[Excerpts from an interface dataset]
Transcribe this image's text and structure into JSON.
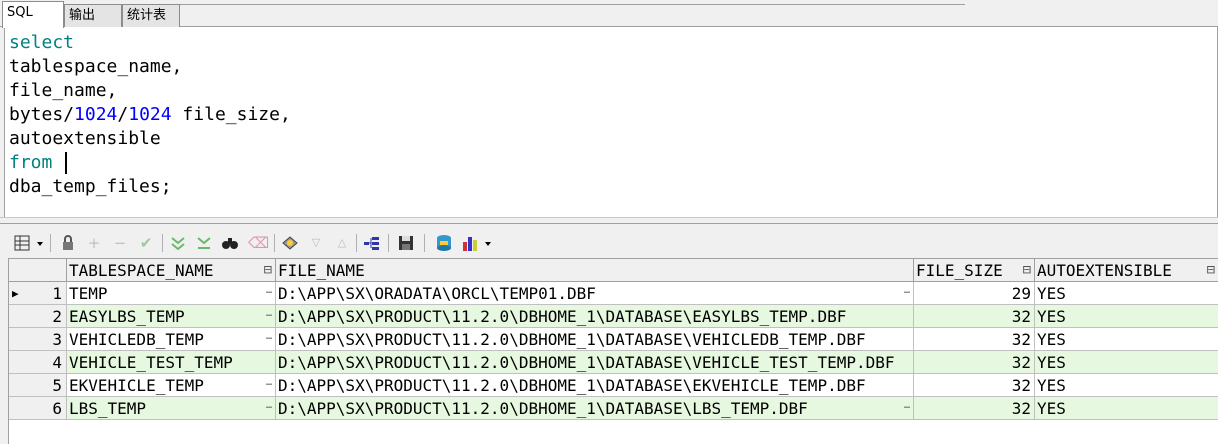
{
  "tabs": [
    {
      "label": "SQL",
      "active": true
    },
    {
      "label": "输出",
      "active": false
    },
    {
      "label": "统计表",
      "active": false
    }
  ],
  "editor": {
    "lines": [
      {
        "kw": "select"
      },
      {
        "text": "tablespace_name,"
      },
      {
        "text": "file_name,"
      },
      {
        "a": "bytes",
        "b": "/",
        "n1": "1024",
        "c": "/",
        "n2": "1024",
        "d": " file_size,"
      },
      {
        "text": "autoextensible"
      },
      {
        "kw": "from"
      },
      {
        "text": "dba_temp_files;"
      }
    ]
  },
  "toolbar": {
    "icons": [
      "grid-menu-icon",
      "lock-icon",
      "add-record-icon",
      "delete-record-icon",
      "post-edit-icon",
      "sort-asc-icon",
      "sort-desc-icon",
      "find-icon",
      "clear-icon",
      "query-icon",
      "filter-down-icon",
      "filter-up-icon",
      "explain-icon",
      "save-icon",
      "export-icon",
      "chart-icon"
    ]
  },
  "grid": {
    "columns": [
      "TABLESPACE_NAME",
      "FILE_NAME",
      "FILE_SIZE",
      "AUTOEXTENSIBLE"
    ],
    "rows": [
      {
        "n": "1",
        "ts": "TEMP",
        "file": "D:\\APP\\SX\\ORADATA\\ORCL\\TEMP01.DBF",
        "size": "29",
        "auto": "YES"
      },
      {
        "n": "2",
        "ts": "EASYLBS_TEMP",
        "file": "D:\\APP\\SX\\PRODUCT\\11.2.0\\DBHOME_1\\DATABASE\\EASYLBS_TEMP.DBF",
        "size": "32",
        "auto": "YES"
      },
      {
        "n": "3",
        "ts": "VEHICLEDB_TEMP",
        "file": "D:\\APP\\SX\\PRODUCT\\11.2.0\\DBHOME_1\\DATABASE\\VEHICLEDB_TEMP.DBF",
        "size": "32",
        "auto": "YES"
      },
      {
        "n": "4",
        "ts": "VEHICLE_TEST_TEMP",
        "file": "D:\\APP\\SX\\PRODUCT\\11.2.0\\DBHOME_1\\DATABASE\\VEHICLE_TEST_TEMP.DBF",
        "size": "32",
        "auto": "YES"
      },
      {
        "n": "5",
        "ts": "EKVEHICLE_TEMP",
        "file": "D:\\APP\\SX\\PRODUCT\\11.2.0\\DBHOME_1\\DATABASE\\EKVEHICLE_TEMP.DBF",
        "size": "32",
        "auto": "YES"
      },
      {
        "n": "6",
        "ts": "LBS_TEMP",
        "file": "D:\\APP\\SX\\PRODUCT\\11.2.0\\DBHOME_1\\DATABASE\\LBS_TEMP.DBF",
        "size": "32",
        "auto": "YES"
      }
    ]
  }
}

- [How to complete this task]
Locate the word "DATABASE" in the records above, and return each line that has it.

- [Answer space]
        "file": "D:\\APP\\SX\\PRODUCT\\11.2.0\\DBHOME_1\\DATABASE\\EASYLBS_TEMP.DBF",
        "file": "D:\\APP\\SX\\PRODUCT\\11.2.0\\DBHOME_1\\DATABASE\\VEHICLEDB_TEMP.DBF",
        "file": "D:\\APP\\SX\\PRODUCT\\11.2.0\\DBHOME_1\\DATABASE\\VEHICLE_TEST_TEMP.DBF",
        "file": "D:\\APP\\SX\\PRODUCT\\11.2.0\\DBHOME_1\\DATABASE\\EKVEHICLE_TEMP.DBF",
        "file": "D:\\APP\\SX\\PRODUCT\\11.2.0\\DBHOME_1\\DATABASE\\LBS_TEMP.DBF",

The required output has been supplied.